  • I can accept that my family and I will never have much in common or be able to spend time together without conflict, but that we can support and love each other from a distance

Thanks for reading

Back to Basics: Perspective & Reframing Thoughts

Sorry it’s late…busy yesterday and this morning

“No, sir.  Taking responsibility and being responsible aren’t always the same thing.”

Lieutnant Dallas says this to her boss, Commander Whitney as they discuss the responsibilities of being “in command”:

I’m re-reading one of my favorite on-going murder mystery series right now: J. D. Robb’s In Death series starting Lieutenant Eve Dallas and Roarke.

In today’s book, Treachery in Death, Lieutenant Dallas, Roarke, and their team are working on bringing a ring of dirty cops (who murdered civilians and other cops) to justice.  The fact that she’s gathering evidence against another lieutenant and her squad gets her thinking about responsibility, leadership, command, and the responsibilities that go with being a cop & a boss.  Hard not to compare how she runs her squad with how this corrupt lieutenant runs hers, right?

That phrase got me thinking…

I survived abuse and traumatic experiences.  Many of my guests have either survived or have loved ones who survived abuse and/or traumatic experiences.  Here on the blog, I discuss many aspects of life after trauma and skills needed to do more than survive.

One topic I never highlighted, but discussed in a variety of posts, is the idea of responsibility and blame in recovery.

 

For a long time, I blamed myself for what happened.  I believed I responsible for anything and everything bad that happened to me or the people around me.  And I accepted that responsibility well into adulthood – especially with my family.  It’s what I was taught.  It’s what the shame and guilt reinforced.

That plus the physical, verbal, and emotional punishment I received to reinforce these lessons kept me hiding behind a wall of insecurity for many years.  Not until I started counseling and therapy with mental health and trauma professionals did I start to understand that being responsible and accepting responsibility – personal or professional – are different concepts.

What is the difference?

The differrence exists, but I can’t put it into words.  Only in personal examples of affirmations does the phrase makes sense to me.

  • So here are some examples of my affirmations:
  • I accept responsibility for myself.
  • I am responsible for my choices as an adult.
  • I believe that I am responsible for how I act and react to other people.
  • I accept responsibility for my words, actions, reactions, and mistakes.  And the consequences of those mistakes.
  • I am learning not to accept responsibility for people & experiences beyond my control.
  • I am not responsible for what other people say and do
  • I am not responsible for how people speak, act and react to me.
  • I am not responsible for past abuse, my parents, or any other individual.
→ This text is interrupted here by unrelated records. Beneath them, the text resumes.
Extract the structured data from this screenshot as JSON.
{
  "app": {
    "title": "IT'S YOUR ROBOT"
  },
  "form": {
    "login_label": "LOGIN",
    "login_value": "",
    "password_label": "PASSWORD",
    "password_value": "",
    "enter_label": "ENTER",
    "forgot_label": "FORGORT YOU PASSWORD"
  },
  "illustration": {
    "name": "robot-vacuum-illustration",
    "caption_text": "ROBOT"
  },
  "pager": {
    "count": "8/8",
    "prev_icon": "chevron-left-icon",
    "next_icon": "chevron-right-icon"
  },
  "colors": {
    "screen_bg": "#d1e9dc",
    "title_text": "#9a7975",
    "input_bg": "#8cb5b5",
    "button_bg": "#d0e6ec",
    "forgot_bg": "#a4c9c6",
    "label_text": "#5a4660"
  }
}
Reflections for thought…

ABOUT PARENTING
If I was a parent or caregiver, I would be responsible for the care, safety, and education of the children while they are vulnerable, still learning, and unable to care for themselves.
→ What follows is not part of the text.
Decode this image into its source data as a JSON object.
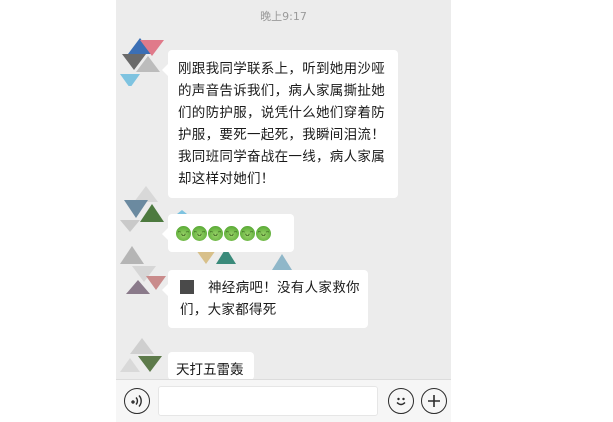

If I was a parent or caregiver, I would be responsible for teaching the children by example how to be kind, respectful, thoughtful, ethical, and able to make good choices as they grow into adulthood.

But would I be responsible for what the grown child (now an adult) says and does?  Do I accept responsibility for the grown child’s experiences if that grown child made those choices?

ABOUT CARING FOR PETS & OTHER LIVING BEINGS
Are these concepts and connected feelings of shame/guilt the reasons why I choose to be alone?  Or why I “failed” in the past when I tried to have a (insert pet or something else here)

Is this why I believe that I can’t take care of myself or any other living being (plant, pet, person?)

Is this why I shy away from socializing and letting people into my life?

Is this why my alters and I struggle with feeling safe and spreading our wings?

If any guests reading this post want to use the affirmations or reflections, please feel free to do so.  Substitute my thoughts/opinions/perspectives with yours.

Thanks for reading